Richard also donated objects that tell part of the story of LGBTQ2S+ history in Calgary, including a poster from Calgary’s first Pride Parade and Gay Pride Week in 1990. Volunteers put the posters up at gay-friendly businesses, for example, and on public bulletin boards. And whenever a poster was ripped down, another one went right back up in its place. That object carries a story of community intolerance, and of community resilience.
Stories of change, stories of struggle, stories of joy and everyday life. All of those things come together in The Living Quilt, now part of RAM’s collection. In 1998 Gil Charest wanted to change the narrative of HIV from, as he said in an email to the museum, “getting your affairs in order”, to “preparing to live a long life.” While AIDS had gotten a lot of media attention, living with an HIV diagnosis had not. Gil decided to make a quilt. He enlisted the help of quilter Birnie Smith who said “Yes!” right away. Birnie created an abstract landscape design that incorporated coloured ribbons with the names of people living with HIV, and buttons showing the number of years they have been positive. The quilt hung in the Living Positive through Positive Living Society of Alberta office. “When Living Positive closed it doors [in 2019],” Gil said, “I asked RAM if this project would be something they would be interested in preserving as part of the permanent record of the community’s response to the devastating HIV epidemic.” Now, when living a long life with an HIV diagnosis is possible, the story of the organization and the quilt lives as history at the Royal Alberta Museum.
Birnie (right) choosing fabric for the quilt.
Gil Charest (right), and Brett Fraser with The Living Quilt at the Black and White Affair at the Winspear Centre, 28 March 1998. This was the first time the quilt was displayed.
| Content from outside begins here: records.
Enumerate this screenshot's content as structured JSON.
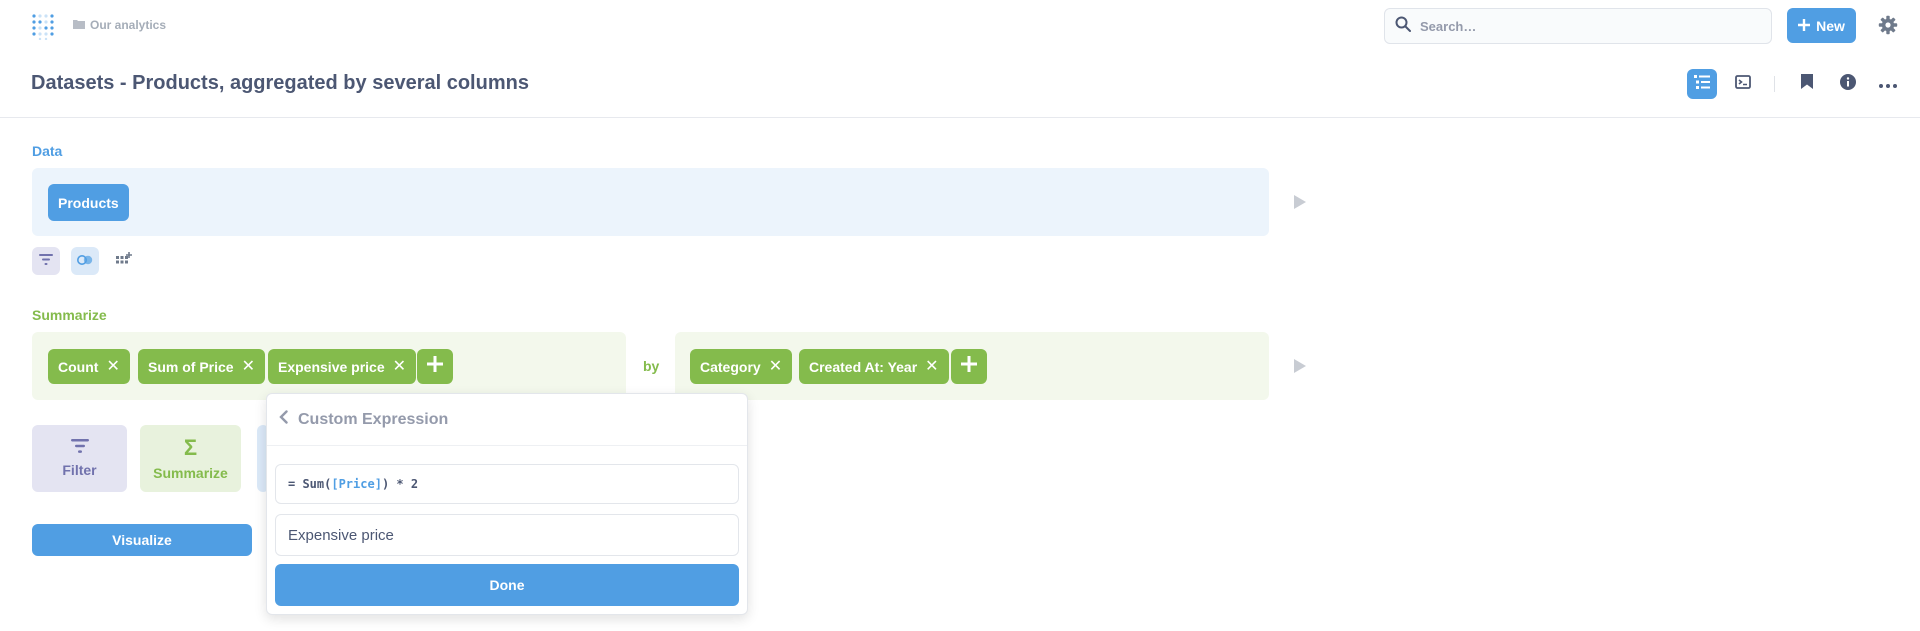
{
  "topbar": {
    "breadcrumb": "Our analytics",
    "search_placeholder": "Search…",
    "new_label": "New"
  },
  "header": {
    "title": "Datasets - Products, aggregated by several columns"
  },
  "notebook": {
    "data_label": "Data",
    "source_table": "Products",
    "summarize_label": "Summarize",
    "metrics": [
      "Count",
      "Sum of Price",
      "Expensive price"
    ],
    "by_label": "by",
    "breakouts": [
      "Category",
      "Created At: Year"
    ],
    "actions": {
      "filter": "Filter",
      "summarize": "Summarize"
    },
    "visualize_label": "Visualize"
  },
  "popover": {
    "title": "Custom Expression",
    "expression_prefix": "= Sum(",
    "expression_ref": "[Price]",
    "expression_suffix": ") * 2",
    "name_value": "Expensive price",
    "done_label": "Done"
  },
  "colors": {
    "brand": "#509ee3",
    "summarize": "#84bb4c",
    "filter": "#7172ad",
    "text": "#4c5773"
  }
}
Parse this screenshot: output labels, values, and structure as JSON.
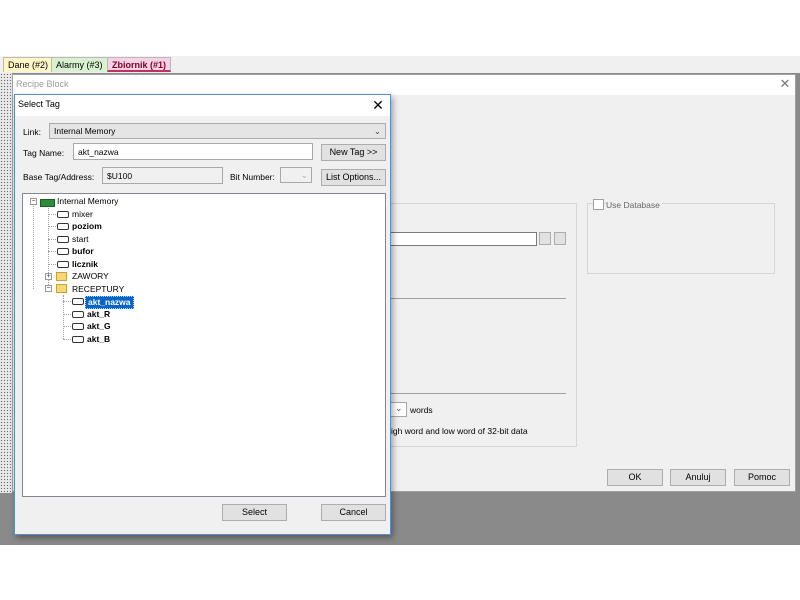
{
  "tabs": [
    {
      "label": "Dane (#2)",
      "color": "#fff6c8"
    },
    {
      "label": "Alarmy (#3)",
      "color": "#d8f2d0"
    },
    {
      "label": "Zbiornik (#1)",
      "color": "#f6d2e6"
    }
  ],
  "recipe_block": {
    "title": "Recipe Block",
    "use_database_label": "Use Database",
    "words_label": "words",
    "high_low_text": "igh word and low word of 32-bit data",
    "ok_label": "OK",
    "cancel_label": "Anuluj",
    "help_label": "Pomoc"
  },
  "select_tag": {
    "title": "Select Tag",
    "link_label": "Link:",
    "link_value": "Internal Memory",
    "tag_name_label": "Tag Name:",
    "tag_name_value": "akt_nazwa",
    "new_tag_label": "New Tag >>",
    "base_tag_label": "Base Tag/Address:",
    "base_tag_value": "$U100",
    "bit_number_label": "Bit Number:",
    "list_options_label": "List Options...",
    "select_label": "Select",
    "cancel_label": "Cancel",
    "tree": {
      "root": "Internal Memory",
      "items": [
        "mixer",
        "poziom",
        "start",
        "bufor",
        "licznik"
      ],
      "folders": [
        "ZAWORY",
        "RECEPTURY"
      ],
      "recept_items": [
        "akt_nazwa",
        "akt_R",
        "akt_G",
        "akt_B"
      ]
    }
  },
  "colors": {
    "selection": "#0a64c8",
    "workspace": "#8a8a8a"
  }
}
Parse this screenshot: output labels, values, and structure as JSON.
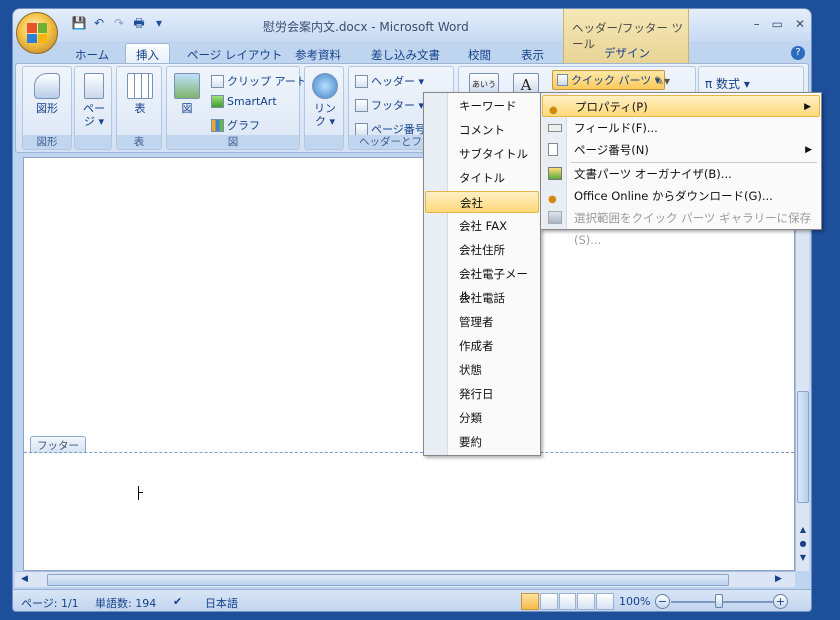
{
  "window": {
    "title": "慰労会案内文.docx - Microsoft Word",
    "context_tool_title": "ヘッダー/フッター ツール",
    "context_tab": "デザイン",
    "controls": {
      "minimize": "–",
      "maximize": "▭",
      "close": "✕"
    }
  },
  "quick_access": {
    "save": "💾",
    "undo": "↶",
    "redo": "↷",
    "print": "🖶",
    "more": "▾"
  },
  "tabs": [
    {
      "label": "ホーム"
    },
    {
      "label": "挿入",
      "active": true
    },
    {
      "label": "ページ レイアウト"
    },
    {
      "label": "参考資料"
    },
    {
      "label": "差し込み文書"
    },
    {
      "label": "校閲"
    },
    {
      "label": "表示"
    }
  ],
  "ribbon": {
    "groups": {
      "shapes": {
        "button": "図形",
        "label": "図形"
      },
      "pages": {
        "button": "ペー ジ ▾"
      },
      "table": {
        "button": "表",
        "label": "表"
      },
      "illustrations": {
        "picture": "図",
        "clipart": "クリップ アート",
        "smartart": "SmartArt",
        "chart": "グラフ",
        "label": "図"
      },
      "links": {
        "button": "リン ク ▾"
      },
      "header_footer": {
        "header": "ヘッダー ▾",
        "footer": "フッター ▾",
        "page_number": "ページ番号",
        "label": "ヘッダーとフッタ"
      },
      "text": {
        "quick_parts": "クイック パーツ ▾",
        "textbox_label": "あいうえ",
        "wordart": "A"
      },
      "symbols": {
        "equation": "π 数式 ▾"
      }
    }
  },
  "document": {
    "footer_tab": "フッター"
  },
  "quick_parts_menu": {
    "items": [
      {
        "label": "キーワード"
      },
      {
        "label": "コメント"
      },
      {
        "label": "サブタイトル"
      },
      {
        "label": "タイトル"
      },
      {
        "label": "会社",
        "highlighted": true
      },
      {
        "label": "会社 FAX"
      },
      {
        "label": "会社住所"
      },
      {
        "label": "会社電子メール"
      },
      {
        "label": "会社電話"
      },
      {
        "label": "管理者"
      },
      {
        "label": "作成者"
      },
      {
        "label": "状態"
      },
      {
        "label": "発行日"
      },
      {
        "label": "分類"
      },
      {
        "label": "要約"
      }
    ]
  },
  "parts_menu": {
    "items": [
      {
        "label": "プロパティ(P)",
        "highlighted": true,
        "submenu": true
      },
      {
        "label": "フィールド(F)..."
      },
      {
        "label": "ページ番号(N)",
        "submenu": true
      },
      {
        "label": "文書パーツ オーガナイザ(B)..."
      },
      {
        "label": "Office Online からダウンロード(G)..."
      },
      {
        "label": "選択範囲をクイック パーツ ギャラリーに保存(S)...",
        "disabled": true
      }
    ]
  },
  "status_bar": {
    "page": "ページ: 1/1",
    "words": "単語数: 194",
    "language": "日本語",
    "zoom": "100%"
  }
}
The museum has conversations with people about objects that are important to them and that carry the meaning or experience they want history to remember. Terje Snow recently donated clothing and a weight from his time as a trainer at Queerflex, a gym established because accessing fitness facilities is often difficult for LGBTQ2S+ people. “People do not feel welcome,” Terje noted, “if you’re transgender, or gender diverse, for example. The washrooms and change rooms are usually gendered.” I asked Terje why he wanted to donate those items. “These spaces are so important,” he said. “The LGBTQ2S+ community faces a lot of discrimination. It’s important to have spaces, safe spaces, for the community.” The gym closed in February 2020, partly because of online attacks from a hate group.
October is LGBTQ2S+ History Month, and these are some of the objects in RAM’s collection connected to that history. Museums collect objects that tell stories that need to be told. Sometimes we reach out first, and sometimes communities, groups, or individuals reach out to us. Collaborating with individuals and communities is an important part of museum work.
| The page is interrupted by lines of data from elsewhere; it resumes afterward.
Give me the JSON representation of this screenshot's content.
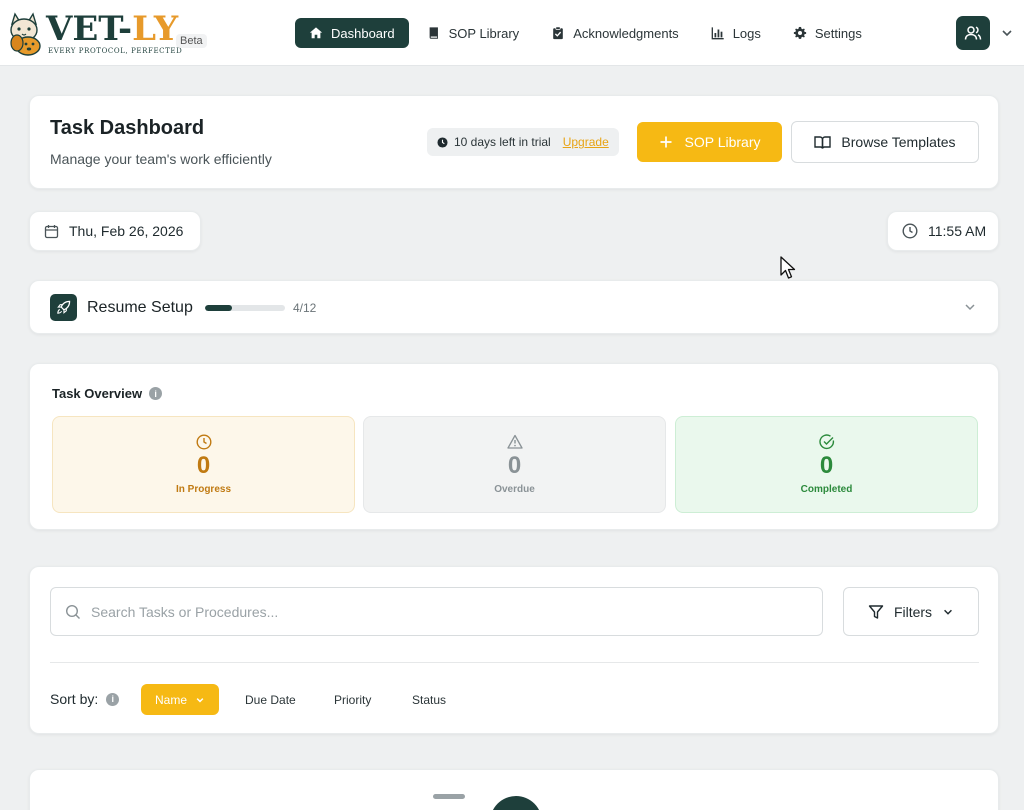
{
  "brand": {
    "name_part1": "VET-",
    "name_part2": "LY",
    "tagline": "EVERY PROTOCOL, PERFECTED",
    "badge": "Beta"
  },
  "nav": {
    "items": [
      {
        "label": "Dashboard",
        "icon": "home-icon",
        "active": true
      },
      {
        "label": "SOP Library",
        "icon": "book-icon",
        "active": false
      },
      {
        "label": "Acknowledgments",
        "icon": "clipboard-check-icon",
        "active": false
      },
      {
        "label": "Logs",
        "icon": "bar-chart-icon",
        "active": false
      },
      {
        "label": "Settings",
        "icon": "gear-icon",
        "active": false
      }
    ]
  },
  "header": {
    "title": "Task Dashboard",
    "subtitle": "Manage your team's work efficiently",
    "trial_text": "10 days left in trial",
    "upgrade_label": "Upgrade",
    "sop_button": "SOP Library",
    "templates_button": "Browse Templates"
  },
  "date": "Thu, Feb 26, 2026",
  "time": "11:55 AM",
  "setup": {
    "label": "Resume Setup",
    "count": "4/12",
    "progress": 0.333
  },
  "overview": {
    "title": "Task Overview",
    "stats": [
      {
        "value": "0",
        "label": "In Progress"
      },
      {
        "value": "0",
        "label": "Overdue"
      },
      {
        "value": "0",
        "label": "Completed"
      }
    ]
  },
  "search": {
    "placeholder": "Search Tasks or Procedures...",
    "filters_label": "Filters"
  },
  "sort": {
    "label": "Sort by:",
    "options": [
      "Name",
      "Due Date",
      "Priority",
      "Status"
    ]
  },
  "colors": {
    "primary": "#1e3f3b",
    "accent": "#f6b914",
    "in_progress": "#c07a12",
    "overdue": "#8a9296",
    "completed": "#2c8a3c"
  }
}
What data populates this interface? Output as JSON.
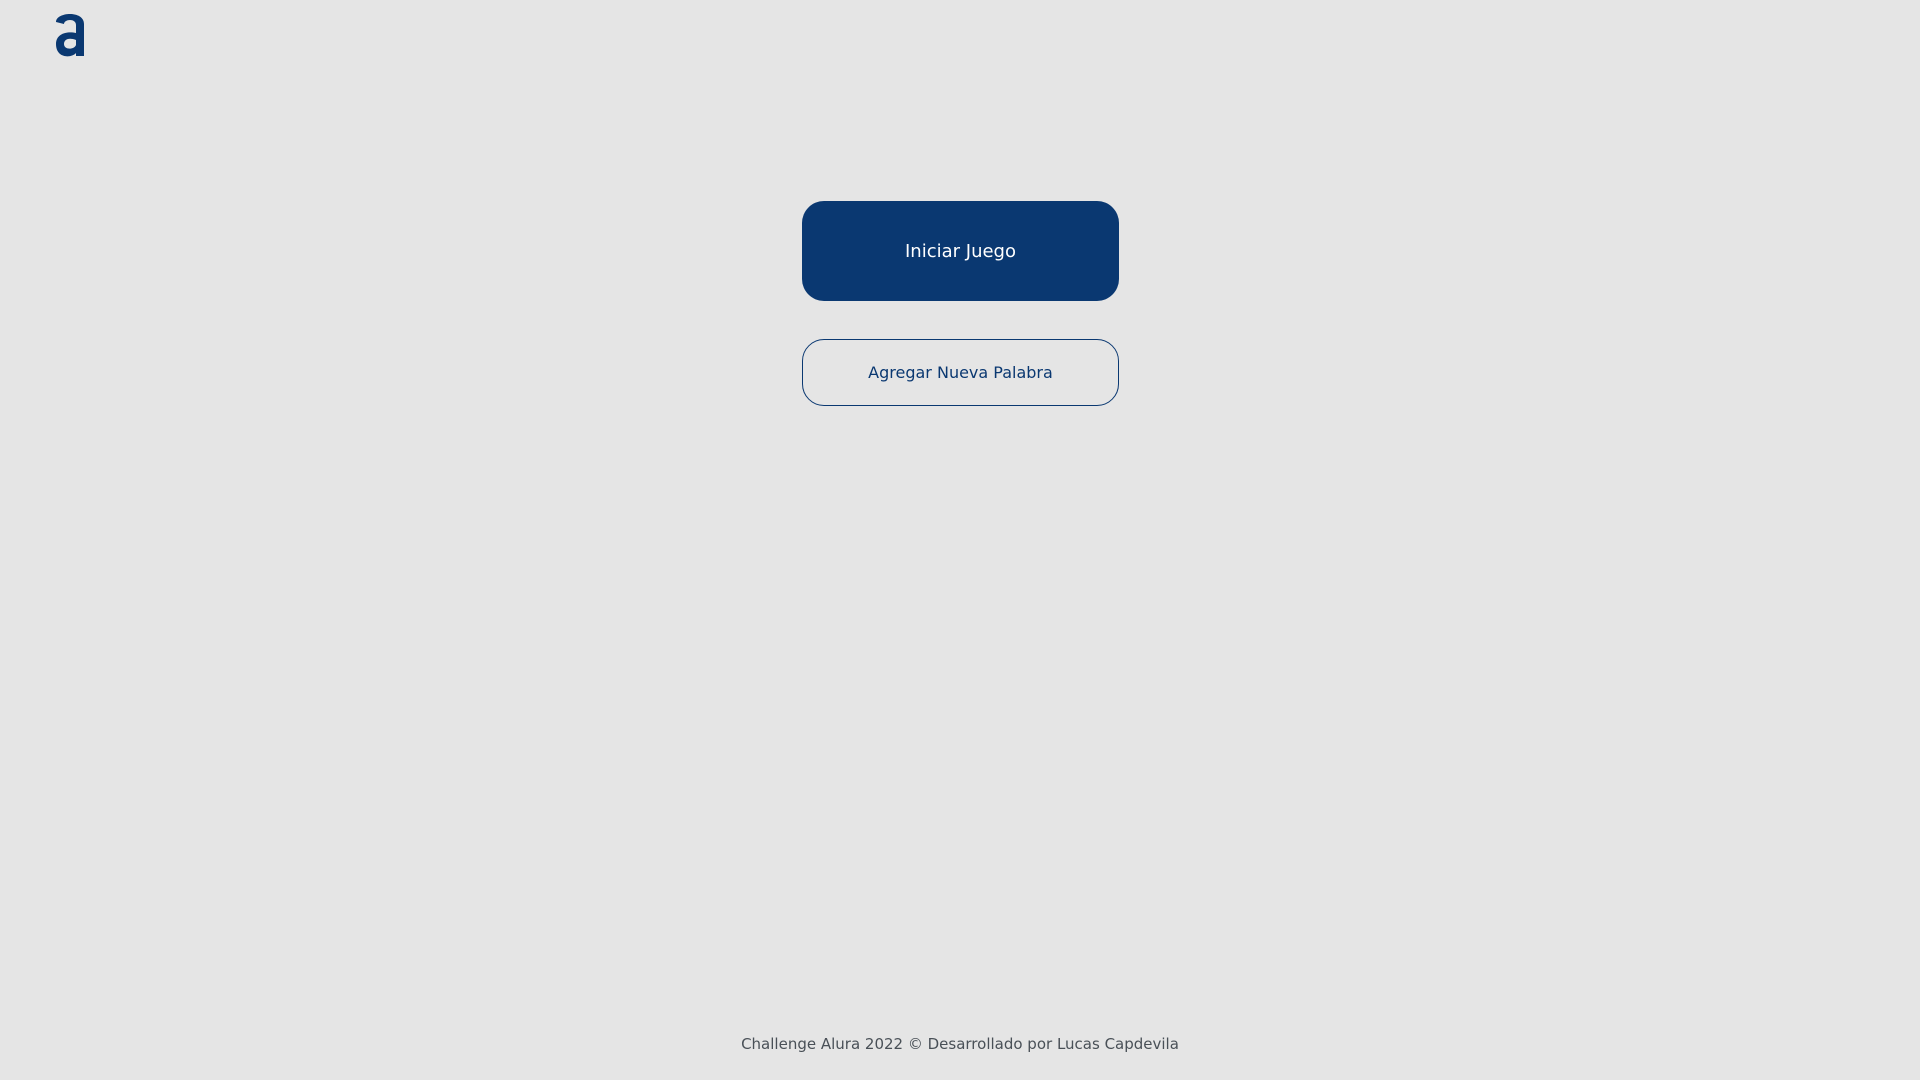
{
  "header": {
    "logo_icon": "alura-a-logo-icon",
    "logo_color": "#0a3871"
  },
  "main": {
    "start_button_label": "Iniciar Juego",
    "add_word_button_label": "Agregar Nueva Palabra"
  },
  "footer": {
    "text": "Challenge Alura 2022 © Desarrollado por Lucas Capdevila"
  },
  "colors": {
    "background": "#e5e5e5",
    "primary": "#0a3871",
    "primary_text": "#ffffff",
    "footer_text": "#495057"
  }
}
I think Laura said it best. I’m thinking back to our conversation. Even though we were talking on the phone – it is a pandemic after all! – I could hear the twinkle in her voice as she asks “Is the Lavender Menace button there?” It is, I told her, and she laughed. “It’s one of my favourites,” she said. “It was humourous. A tongue-in cheek joke. Like ‘these are the people your parents warned you about’.” Then she got serious, reflecting on why she had brought the buttons to the museum. “Because they’re important,” she said, “They’re a part of our history, of Alberta’s history.”
Laura’s favourite button, Lavender Menace. Her ‘Lesbians Unite in Armed Snuggle’ button is on display in the museum’s Human History Gallery.
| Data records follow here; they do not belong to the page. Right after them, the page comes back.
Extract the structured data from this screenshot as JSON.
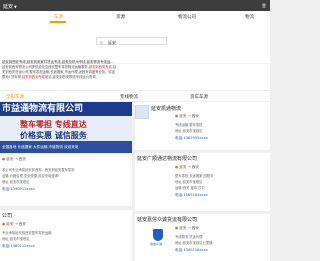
{
  "topbar": {
    "city": "延安",
    "caret": "▼",
    "right_text": "登"
  },
  "nav": {
    "tabs": [
      "车源",
      "货源",
      "物流公司",
      "物流"
    ]
  },
  "search": {
    "value": "延安"
  },
  "keywords_line": "延安到西安专线,延安到张家口货运专线,延安至杭州专线,延安物流专线运...",
  "description": [
    "延安到西安物流公司提供延安至西安整车零担物流运输服务,延安到西安专线,延",
    "安到西安货运公司,整车零担运输,长途搬家,货运代理,返程车调度等业务。欢迎",
    "垂询! 货车帮,延安到西安专线电话,延安到西安物流专线运价查询。"
  ],
  "desc_highlight": "延安到西安专线",
  "subnav": {
    "left": "全部车源",
    "mid": "专线物流",
    "right": "货车车源"
  },
  "banner": {
    "company": "市益通物流有限公司",
    "slogan1": "整车零担 专线直达",
    "slogan2": "价格实惠 诚信服务",
    "footer": "全国各地 长途搬家 大件运输 冷链物流 欢迎来电"
  },
  "cards": [
    {
      "title": "延安凯通物流",
      "meta": "延安 → 西安",
      "lines": [
        "专线运输 整车零担",
        "地址:延安市宝塔区"
      ],
      "tel": "电话:1382995xxxx"
    },
    {
      "title": "延安广顺通达物流有限公司",
      "meta": "延安 → 西安",
      "lines": [
        "整车零担 长途搬家 回程车",
        "地址:延安市宝塔区",
        "运输:西安 宝鸡 汉中"
      ],
      "tel": "电话:1569183xxxx"
    },
    {
      "title": "延安嘉信众诚货运有限公司",
      "meta": "延安 → 西安",
      "lines": [
        "专线物流 货运代理",
        "地址:延安市宝塔区七里铺"
      ],
      "tel": "电话:1399118xxxx"
    }
  ],
  "left_cards": [
    {
      "meta": "延安 → 西安",
      "lines": [
        "本公司专业承接延安到西安、西安到延安整车零担",
        "运输,价格合理,安全快捷,欢迎来电咨询!",
        "地址:延安市宝塔区"
      ],
      "tel": "电话:1390911xxxx"
    },
    {
      "title": "公司",
      "meta": "延安 → 西安",
      "lines": [
        "专业承接延安到西安整车零担运输",
        "地址:延安市宝塔区"
      ],
      "tel": "电话:1389112xxxx"
    }
  ],
  "logo_text": "鑫信众诚"
}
If you have objects you think we should consider for our collection that tell us about LGBTQ2S+ history in Alberta, please get in touch by emailing Pat Myers, Curator, Work Life and Industry.
October is LGBT History Month. For more resources and information, check out:
- Pride Month Reading List
- A History of Pride in Canada
- OUTreach Southern Alberta
- The Gay and Lesbian Association of the Peace
- Valerie Korinek, Prairie Fairies: A History of Queer Communities and People in Western Canada, 1930 – 1985. University of Toronto Press, 2018